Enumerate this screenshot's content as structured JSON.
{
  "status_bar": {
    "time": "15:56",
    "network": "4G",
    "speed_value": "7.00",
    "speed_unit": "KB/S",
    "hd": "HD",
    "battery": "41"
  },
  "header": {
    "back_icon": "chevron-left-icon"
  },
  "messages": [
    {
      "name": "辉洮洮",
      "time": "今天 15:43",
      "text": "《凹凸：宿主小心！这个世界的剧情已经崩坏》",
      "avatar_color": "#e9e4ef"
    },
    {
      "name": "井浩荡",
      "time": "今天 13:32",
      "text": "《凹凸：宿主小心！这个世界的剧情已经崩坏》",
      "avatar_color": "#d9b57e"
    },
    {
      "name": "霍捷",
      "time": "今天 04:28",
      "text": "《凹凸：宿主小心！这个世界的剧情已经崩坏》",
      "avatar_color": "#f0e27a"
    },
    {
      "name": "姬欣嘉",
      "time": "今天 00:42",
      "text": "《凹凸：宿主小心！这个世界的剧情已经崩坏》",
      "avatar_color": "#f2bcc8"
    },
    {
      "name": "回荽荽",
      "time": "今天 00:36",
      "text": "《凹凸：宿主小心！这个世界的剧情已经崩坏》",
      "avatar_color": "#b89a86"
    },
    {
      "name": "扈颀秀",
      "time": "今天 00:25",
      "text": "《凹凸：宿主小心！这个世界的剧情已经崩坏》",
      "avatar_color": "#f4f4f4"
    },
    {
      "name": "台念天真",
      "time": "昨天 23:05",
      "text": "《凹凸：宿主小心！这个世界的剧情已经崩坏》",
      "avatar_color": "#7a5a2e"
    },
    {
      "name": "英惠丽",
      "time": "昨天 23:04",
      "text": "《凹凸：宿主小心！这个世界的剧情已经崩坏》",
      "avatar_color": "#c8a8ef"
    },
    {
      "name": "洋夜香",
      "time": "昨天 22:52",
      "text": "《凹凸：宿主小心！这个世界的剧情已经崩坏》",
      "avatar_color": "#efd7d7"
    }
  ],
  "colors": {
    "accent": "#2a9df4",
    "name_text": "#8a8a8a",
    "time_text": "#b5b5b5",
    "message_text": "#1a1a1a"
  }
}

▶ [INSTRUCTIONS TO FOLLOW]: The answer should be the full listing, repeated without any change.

▶ [RESULT OF THE EXERCISE]:
Enumerate this screenshot's content as structured JSON.
{
  "status_bar": {
    "time": "15:56",
    "network": "4G",
    "speed_value": "7.00",
    "speed_unit": "KB/S",
    "hd": "HD",
    "battery": "41"
  },
  "header": {
    "back_icon": "chevron-left-icon"
  },
  "messages": [
    {
      "name": "辉洮洮",
      "time": "今天 15:43",
      "text": "《凹凸：宿主小心！这个世界的剧情已经崩坏》",
      "avatar_color": "#e9e4ef"
    },
    {
      "name": "井浩荡",
      "time": "今天 13:32",
      "text": "《凹凸：宿主小心！这个世界的剧情已经崩坏》",
      "avatar_color": "#d9b57e"
    },
    {
      "name": "霍捷",
      "time": "今天 04:28",
      "text": "《凹凸：宿主小心！这个世界的剧情已经崩坏》",
      "avatar_color": "#f0e27a"
    },
    {
      "name": "姬欣嘉",
      "time": "今天 00:42",
      "text": "《凹凸：宿主小心！这个世界的剧情已经崩坏》",
      "avatar_color": "#f2bcc8"
    },
    {
      "name": "回荽荽",
      "time": "今天 00:36",
      "text": "《凹凸：宿主小心！这个世界的剧情已经崩坏》",
      "avatar_color": "#b89a86"
    },
    {
      "name": "扈颀秀",
      "time": "今天 00:25",
      "text": "《凹凸：宿主小心！这个世界的剧情已经崩坏》",
      "avatar_color": "#f4f4f4"
    },
    {
      "name": "台念天真",
      "time": "昨天 23:05",
      "text": "《凹凸：宿主小心！这个世界的剧情已经崩坏》",
      "avatar_color": "#7a5a2e"
    },
    {
      "name": "英惠丽",
      "time": "昨天 23:04",
      "text": "《凹凸：宿主小心！这个世界的剧情已经崩坏》",
      "avatar_color": "#c8a8ef"
    },
    {
      "name": "洋夜香",
      "time": "昨天 22:52",
      "text": "《凹凸：宿主小心！这个世界的剧情已经崩坏》",
      "avatar_color": "#efd7d7"
    }
  ],
  "colors": {
    "accent": "#2a9df4",
    "name_text": "#8a8a8a",
    "time_text": "#b5b5b5",
    "message_text": "#1a1a1a"
  }
}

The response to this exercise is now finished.